So my career has been one in which I have gained a lot of operational business experience as well as gaining restucturing expertise.
Given A&M's business is built around corporate-cum-debt restructuring, would it not have been more logical to open in Asia in 1997-8?
1997 was the beginning of the opportunity, because before that Asia had been growing so fast. 1997 brought the realization that there are rules in economics that apply to everyone.
Most of the banks decided to reschedule debt, and not all of the companies that went through that process went through a restructuring as we would define it. You can move your debt and say you will pay it some time in the future, but if you haven't addressed the fundamental business model issues then you are only postponing the inevitable.
A number of Korean companies did proper restructurings and did what they needed to do with the businesses. But in general the ‘restructurings' were just postponements of the payment of debt.
So, yes, 1997 would have been a good time to open in Asia, but 2003 is just as good.
Do you have any mandates at the moment?
When I came out here I said we need to realize that the practice in Asia will be at a different stage to that in the US. Both Mr Alvaro and Marsal were receptive to this. They had seen how long it had taken for Europe to work. The MD in Europe spent about a year trying to generate business.
The big break came for the European business when we did Bridge Information Systems - a global restructuring mandate sourced from the US. When the European MD had done this it gave him a platform to get his name out to people who had been wondering what A&M did. Since then the practice has grown to 20 people in a year and a half.
So Asia will be similar. It will take time before the local conglomerates, and banks see our service is something they want. In the meantime we will service clients who come out of the US or Europe. That gives us a chance to get work done and establish ourselves.

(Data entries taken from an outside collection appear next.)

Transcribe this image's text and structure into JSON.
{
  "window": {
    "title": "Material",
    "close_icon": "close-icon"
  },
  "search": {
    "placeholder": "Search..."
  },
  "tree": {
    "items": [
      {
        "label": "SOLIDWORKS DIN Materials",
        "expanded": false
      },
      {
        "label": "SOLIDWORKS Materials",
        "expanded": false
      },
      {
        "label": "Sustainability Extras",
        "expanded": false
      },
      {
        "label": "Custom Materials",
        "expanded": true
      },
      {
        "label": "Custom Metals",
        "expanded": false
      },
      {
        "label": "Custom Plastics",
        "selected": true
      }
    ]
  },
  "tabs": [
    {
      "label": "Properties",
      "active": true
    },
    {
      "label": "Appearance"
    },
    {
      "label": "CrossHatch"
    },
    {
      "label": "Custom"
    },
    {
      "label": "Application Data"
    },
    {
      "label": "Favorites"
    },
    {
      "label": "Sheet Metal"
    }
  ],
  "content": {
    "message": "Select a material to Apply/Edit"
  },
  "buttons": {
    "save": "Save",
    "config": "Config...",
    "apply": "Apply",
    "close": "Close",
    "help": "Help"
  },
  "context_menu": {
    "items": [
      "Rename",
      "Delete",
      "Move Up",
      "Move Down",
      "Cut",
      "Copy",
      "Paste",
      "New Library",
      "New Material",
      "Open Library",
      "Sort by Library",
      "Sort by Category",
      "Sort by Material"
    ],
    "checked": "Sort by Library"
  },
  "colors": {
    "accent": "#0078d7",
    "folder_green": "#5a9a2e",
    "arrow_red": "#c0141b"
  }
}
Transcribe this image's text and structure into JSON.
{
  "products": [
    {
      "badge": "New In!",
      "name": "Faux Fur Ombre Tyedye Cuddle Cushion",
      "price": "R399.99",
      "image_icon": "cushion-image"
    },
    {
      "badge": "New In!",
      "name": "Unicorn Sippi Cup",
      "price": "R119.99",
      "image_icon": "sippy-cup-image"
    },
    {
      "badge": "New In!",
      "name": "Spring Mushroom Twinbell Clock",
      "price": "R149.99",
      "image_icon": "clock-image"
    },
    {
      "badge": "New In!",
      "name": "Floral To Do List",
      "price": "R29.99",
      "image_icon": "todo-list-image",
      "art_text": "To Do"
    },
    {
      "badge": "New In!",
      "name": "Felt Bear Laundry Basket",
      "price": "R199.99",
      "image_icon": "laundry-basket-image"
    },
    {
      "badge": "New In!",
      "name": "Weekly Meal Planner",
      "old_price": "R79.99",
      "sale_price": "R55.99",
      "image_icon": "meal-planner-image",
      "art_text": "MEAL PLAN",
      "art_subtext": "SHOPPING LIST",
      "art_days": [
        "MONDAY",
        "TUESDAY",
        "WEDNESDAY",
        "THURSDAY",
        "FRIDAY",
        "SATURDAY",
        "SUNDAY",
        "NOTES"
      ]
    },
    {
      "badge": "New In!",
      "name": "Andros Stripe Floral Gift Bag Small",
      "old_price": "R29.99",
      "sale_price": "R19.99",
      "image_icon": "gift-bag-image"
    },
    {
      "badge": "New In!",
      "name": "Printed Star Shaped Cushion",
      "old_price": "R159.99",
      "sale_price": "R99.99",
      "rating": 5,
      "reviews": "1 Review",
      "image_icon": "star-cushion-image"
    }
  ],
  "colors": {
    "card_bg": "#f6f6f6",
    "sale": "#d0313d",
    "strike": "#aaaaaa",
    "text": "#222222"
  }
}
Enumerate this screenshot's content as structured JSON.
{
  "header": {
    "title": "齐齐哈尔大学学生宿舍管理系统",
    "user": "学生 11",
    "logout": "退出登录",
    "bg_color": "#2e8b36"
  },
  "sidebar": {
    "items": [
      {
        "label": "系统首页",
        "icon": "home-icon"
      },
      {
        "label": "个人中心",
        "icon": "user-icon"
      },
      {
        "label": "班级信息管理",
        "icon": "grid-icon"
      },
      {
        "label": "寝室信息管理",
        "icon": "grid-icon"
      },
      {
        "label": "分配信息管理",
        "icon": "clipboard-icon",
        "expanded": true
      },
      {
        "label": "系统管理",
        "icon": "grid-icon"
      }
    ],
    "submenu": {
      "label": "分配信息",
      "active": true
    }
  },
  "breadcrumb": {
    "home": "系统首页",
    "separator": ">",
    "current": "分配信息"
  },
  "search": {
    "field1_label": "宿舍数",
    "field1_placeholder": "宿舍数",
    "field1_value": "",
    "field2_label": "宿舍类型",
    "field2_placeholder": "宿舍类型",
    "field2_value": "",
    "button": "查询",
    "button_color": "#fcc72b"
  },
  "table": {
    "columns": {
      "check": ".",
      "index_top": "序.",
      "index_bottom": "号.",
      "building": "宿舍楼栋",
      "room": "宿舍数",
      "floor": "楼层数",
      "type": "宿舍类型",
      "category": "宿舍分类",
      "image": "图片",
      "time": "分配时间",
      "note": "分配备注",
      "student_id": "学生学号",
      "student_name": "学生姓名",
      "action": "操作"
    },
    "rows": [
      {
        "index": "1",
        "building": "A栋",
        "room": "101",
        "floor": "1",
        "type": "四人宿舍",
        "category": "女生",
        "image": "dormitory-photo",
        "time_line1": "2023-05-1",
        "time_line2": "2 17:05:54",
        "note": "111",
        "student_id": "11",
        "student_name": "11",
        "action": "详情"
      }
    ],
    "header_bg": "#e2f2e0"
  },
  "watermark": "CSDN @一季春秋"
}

Do you charge like a law firm - by billable hours - or is a flat fee like an investment bank?
We're flexible. We do billable hours, but within that we can have caps. Indeed, we like to have a combination of billable hours and success fees.
You have based A&M in Hong Kong, is that because you see the greatest opportunity in China?
I see opportunity for us in China and Southeast Asia. As to location, we get a lot of referrals from financial institutions and law firms, and it is best for us to be close to them. Hong Kong has the bankers, law firms, and accounting firms.
SARS aside, Hong Kong is also convenient for moving around the region.
The debtor job I am working on right now takes me to Shanghai, to Singapore, and Melbourne.
Why do you see most opportunities in China and Southeast Asia?
If we are looking at the business I see coming our way first - which is dealflow from our other offices - then it follows that you have a lot of manufacturing in China and Southeast Asia on behalf of US or European companies. Beyond that many of the family-owned firms in Southeast Asia and Chinese SOEs will open opportunities for asset workouts.
There are going to be many opportunities.